▶ [AVAILABLE DATA]:
_ _ _ _ _ _ _

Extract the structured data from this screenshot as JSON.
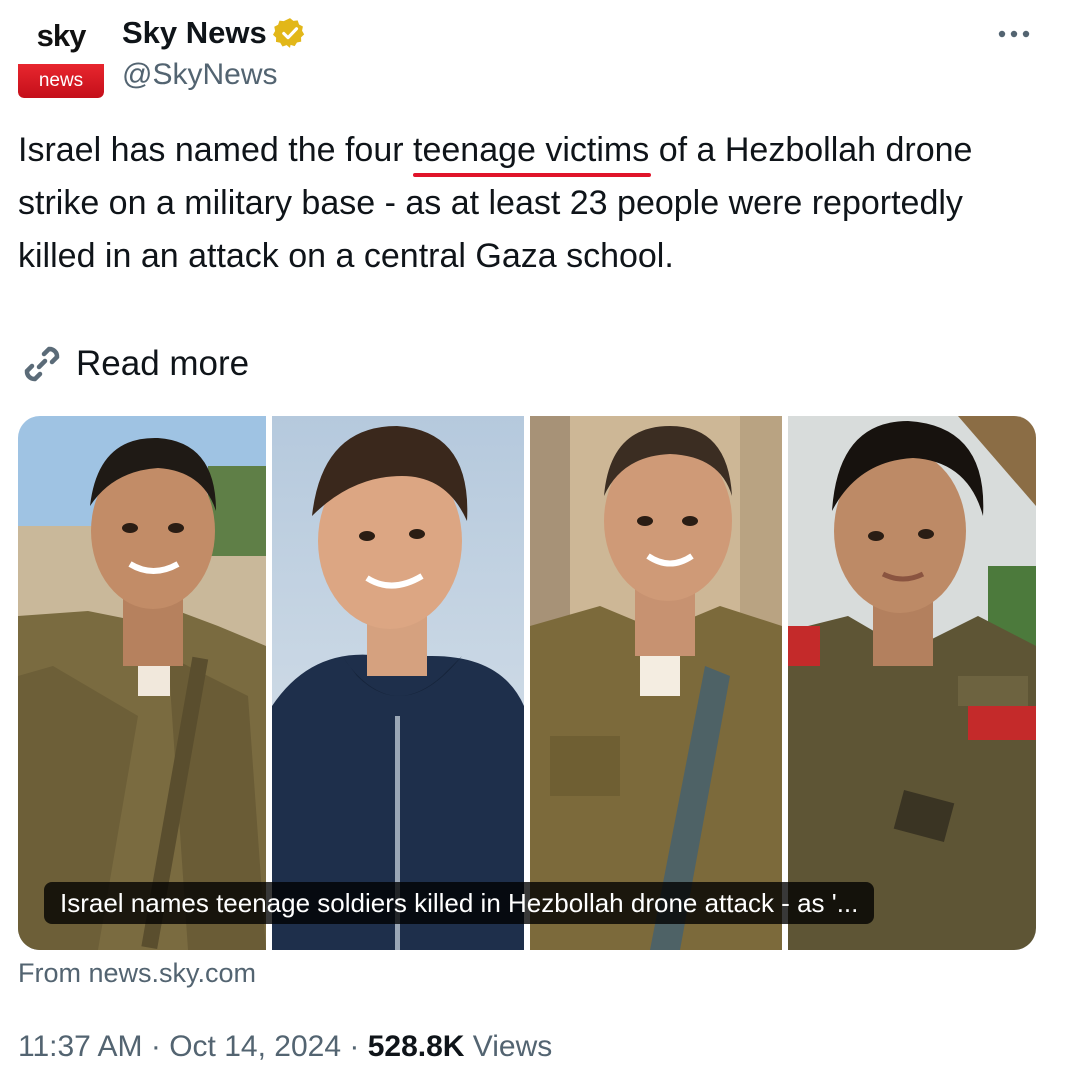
{
  "author": {
    "logo_top": "sky",
    "logo_bottom": "news",
    "display_name": "Sky News",
    "handle": "@SkyNews",
    "verified_color": "#e2b719"
  },
  "tweet": {
    "text_before": "Israel has named the four ",
    "text_highlight": "teenage victims",
    "text_after": " of a Hezbollah drone strike on a military base - as at least 23 people were reportedly killed in an attack on a central Gaza school.",
    "highlight_color": "#e0142a"
  },
  "read_more": {
    "label": "Read more",
    "icon": "link-icon"
  },
  "card": {
    "caption": "Israel names teenage soldiers killed in Hezbollah drone attack - as '...",
    "source": "From news.sky.com"
  },
  "meta": {
    "time": "11:37 AM",
    "separator": "·",
    "date": "Oct 14, 2024",
    "views_count": "528.8K",
    "views_label": "Views"
  },
  "icons": {
    "more": "more-icon",
    "verified": "verified-badge-icon"
  }
}
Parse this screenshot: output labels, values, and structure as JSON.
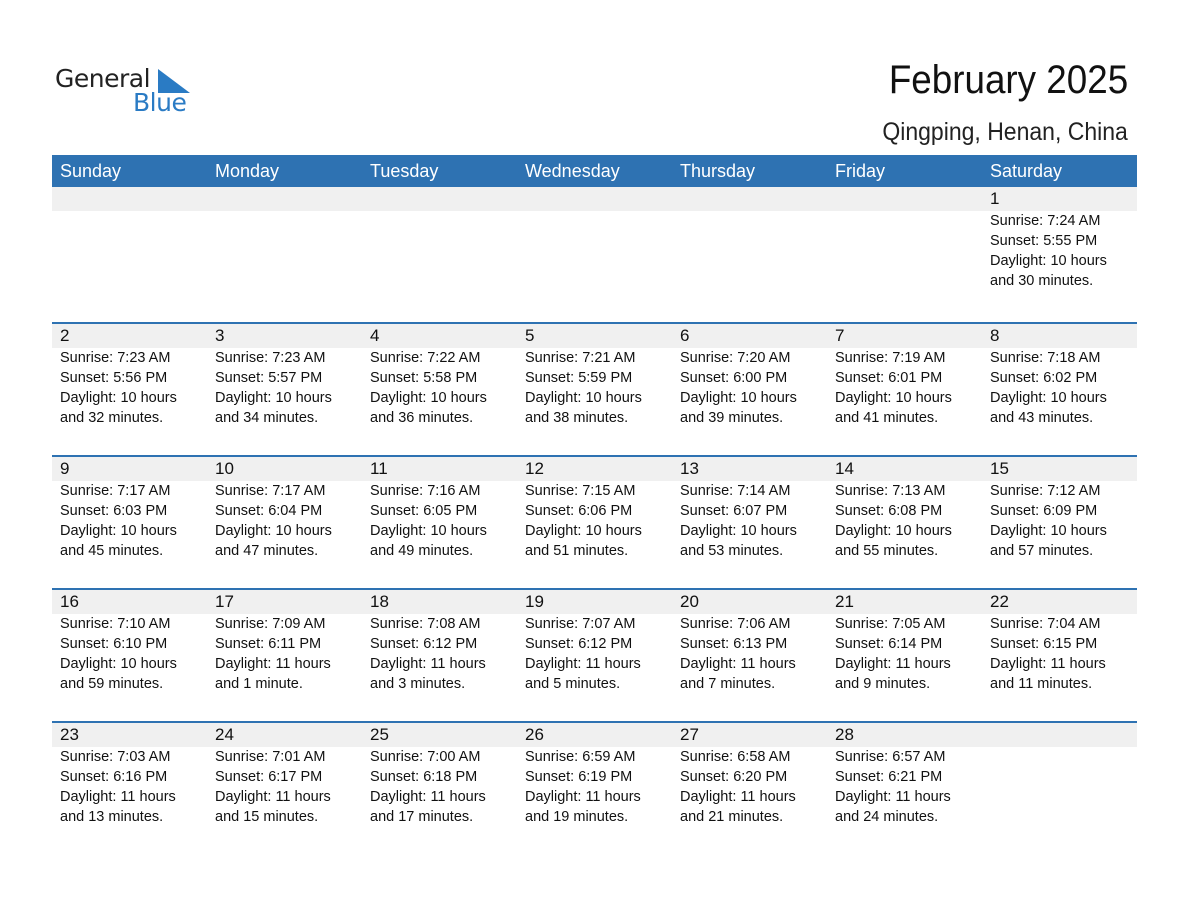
{
  "logo": {
    "word1": "General",
    "word2": "Blue",
    "brand_color": "#2a7bc4"
  },
  "title": "February 2025",
  "location": "Qingping, Henan, China",
  "colors": {
    "header_bg": "#2e72b2",
    "day_band": "#f0f0f0"
  },
  "weekdays": [
    "Sunday",
    "Monday",
    "Tuesday",
    "Wednesday",
    "Thursday",
    "Friday",
    "Saturday"
  ],
  "weeks": [
    [
      {
        "day": "",
        "sunrise": "",
        "sunset": "",
        "daylight": "",
        "daylight2": ""
      },
      {
        "day": "",
        "sunrise": "",
        "sunset": "",
        "daylight": "",
        "daylight2": ""
      },
      {
        "day": "",
        "sunrise": "",
        "sunset": "",
        "daylight": "",
        "daylight2": ""
      },
      {
        "day": "",
        "sunrise": "",
        "sunset": "",
        "daylight": "",
        "daylight2": ""
      },
      {
        "day": "",
        "sunrise": "",
        "sunset": "",
        "daylight": "",
        "daylight2": ""
      },
      {
        "day": "",
        "sunrise": "",
        "sunset": "",
        "daylight": "",
        "daylight2": ""
      },
      {
        "day": "1",
        "sunrise": "Sunrise: 7:24 AM",
        "sunset": "Sunset: 5:55 PM",
        "daylight": "Daylight: 10 hours",
        "daylight2": "and 30 minutes."
      }
    ],
    [
      {
        "day": "2",
        "sunrise": "Sunrise: 7:23 AM",
        "sunset": "Sunset: 5:56 PM",
        "daylight": "Daylight: 10 hours",
        "daylight2": "and 32 minutes."
      },
      {
        "day": "3",
        "sunrise": "Sunrise: 7:23 AM",
        "sunset": "Sunset: 5:57 PM",
        "daylight": "Daylight: 10 hours",
        "daylight2": "and 34 minutes."
      },
      {
        "day": "4",
        "sunrise": "Sunrise: 7:22 AM",
        "sunset": "Sunset: 5:58 PM",
        "daylight": "Daylight: 10 hours",
        "daylight2": "and 36 minutes."
      },
      {
        "day": "5",
        "sunrise": "Sunrise: 7:21 AM",
        "sunset": "Sunset: 5:59 PM",
        "daylight": "Daylight: 10 hours",
        "daylight2": "and 38 minutes."
      },
      {
        "day": "6",
        "sunrise": "Sunrise: 7:20 AM",
        "sunset": "Sunset: 6:00 PM",
        "daylight": "Daylight: 10 hours",
        "daylight2": "and 39 minutes."
      },
      {
        "day": "7",
        "sunrise": "Sunrise: 7:19 AM",
        "sunset": "Sunset: 6:01 PM",
        "daylight": "Daylight: 10 hours",
        "daylight2": "and 41 minutes."
      },
      {
        "day": "8",
        "sunrise": "Sunrise: 7:18 AM",
        "sunset": "Sunset: 6:02 PM",
        "daylight": "Daylight: 10 hours",
        "daylight2": "and 43 minutes."
      }
    ],
    [
      {
        "day": "9",
        "sunrise": "Sunrise: 7:17 AM",
        "sunset": "Sunset: 6:03 PM",
        "daylight": "Daylight: 10 hours",
        "daylight2": "and 45 minutes."
      },
      {
        "day": "10",
        "sunrise": "Sunrise: 7:17 AM",
        "sunset": "Sunset: 6:04 PM",
        "daylight": "Daylight: 10 hours",
        "daylight2": "and 47 minutes."
      },
      {
        "day": "11",
        "sunrise": "Sunrise: 7:16 AM",
        "sunset": "Sunset: 6:05 PM",
        "daylight": "Daylight: 10 hours",
        "daylight2": "and 49 minutes."
      },
      {
        "day": "12",
        "sunrise": "Sunrise: 7:15 AM",
        "sunset": "Sunset: 6:06 PM",
        "daylight": "Daylight: 10 hours",
        "daylight2": "and 51 minutes."
      },
      {
        "day": "13",
        "sunrise": "Sunrise: 7:14 AM",
        "sunset": "Sunset: 6:07 PM",
        "daylight": "Daylight: 10 hours",
        "daylight2": "and 53 minutes."
      },
      {
        "day": "14",
        "sunrise": "Sunrise: 7:13 AM",
        "sunset": "Sunset: 6:08 PM",
        "daylight": "Daylight: 10 hours",
        "daylight2": "and 55 minutes."
      },
      {
        "day": "15",
        "sunrise": "Sunrise: 7:12 AM",
        "sunset": "Sunset: 6:09 PM",
        "daylight": "Daylight: 10 hours",
        "daylight2": "and 57 minutes."
      }
    ],
    [
      {
        "day": "16",
        "sunrise": "Sunrise: 7:10 AM",
        "sunset": "Sunset: 6:10 PM",
        "daylight": "Daylight: 10 hours",
        "daylight2": "and 59 minutes."
      },
      {
        "day": "17",
        "sunrise": "Sunrise: 7:09 AM",
        "sunset": "Sunset: 6:11 PM",
        "daylight": "Daylight: 11 hours",
        "daylight2": "and 1 minute."
      },
      {
        "day": "18",
        "sunrise": "Sunrise: 7:08 AM",
        "sunset": "Sunset: 6:12 PM",
        "daylight": "Daylight: 11 hours",
        "daylight2": "and 3 minutes."
      },
      {
        "day": "19",
        "sunrise": "Sunrise: 7:07 AM",
        "sunset": "Sunset: 6:12 PM",
        "daylight": "Daylight: 11 hours",
        "daylight2": "and 5 minutes."
      },
      {
        "day": "20",
        "sunrise": "Sunrise: 7:06 AM",
        "sunset": "Sunset: 6:13 PM",
        "daylight": "Daylight: 11 hours",
        "daylight2": "and 7 minutes."
      },
      {
        "day": "21",
        "sunrise": "Sunrise: 7:05 AM",
        "sunset": "Sunset: 6:14 PM",
        "daylight": "Daylight: 11 hours",
        "daylight2": "and 9 minutes."
      },
      {
        "day": "22",
        "sunrise": "Sunrise: 7:04 AM",
        "sunset": "Sunset: 6:15 PM",
        "daylight": "Daylight: 11 hours",
        "daylight2": "and 11 minutes."
      }
    ],
    [
      {
        "day": "23",
        "sunrise": "Sunrise: 7:03 AM",
        "sunset": "Sunset: 6:16 PM",
        "daylight": "Daylight: 11 hours",
        "daylight2": "and 13 minutes."
      },
      {
        "day": "24",
        "sunrise": "Sunrise: 7:01 AM",
        "sunset": "Sunset: 6:17 PM",
        "daylight": "Daylight: 11 hours",
        "daylight2": "and 15 minutes."
      },
      {
        "day": "25",
        "sunrise": "Sunrise: 7:00 AM",
        "sunset": "Sunset: 6:18 PM",
        "daylight": "Daylight: 11 hours",
        "daylight2": "and 17 minutes."
      },
      {
        "day": "26",
        "sunrise": "Sunrise: 6:59 AM",
        "sunset": "Sunset: 6:19 PM",
        "daylight": "Daylight: 11 hours",
        "daylight2": "and 19 minutes."
      },
      {
        "day": "27",
        "sunrise": "Sunrise: 6:58 AM",
        "sunset": "Sunset: 6:20 PM",
        "daylight": "Daylight: 11 hours",
        "daylight2": "and 21 minutes."
      },
      {
        "day": "28",
        "sunrise": "Sunrise: 6:57 AM",
        "sunset": "Sunset: 6:21 PM",
        "daylight": "Daylight: 11 hours",
        "daylight2": "and 24 minutes."
      },
      {
        "day": "",
        "sunrise": "",
        "sunset": "",
        "daylight": "",
        "daylight2": ""
      }
    ]
  ]
}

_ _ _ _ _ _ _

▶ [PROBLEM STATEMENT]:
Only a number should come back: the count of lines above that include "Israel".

▶ [EXERCISE ANSWER]:
2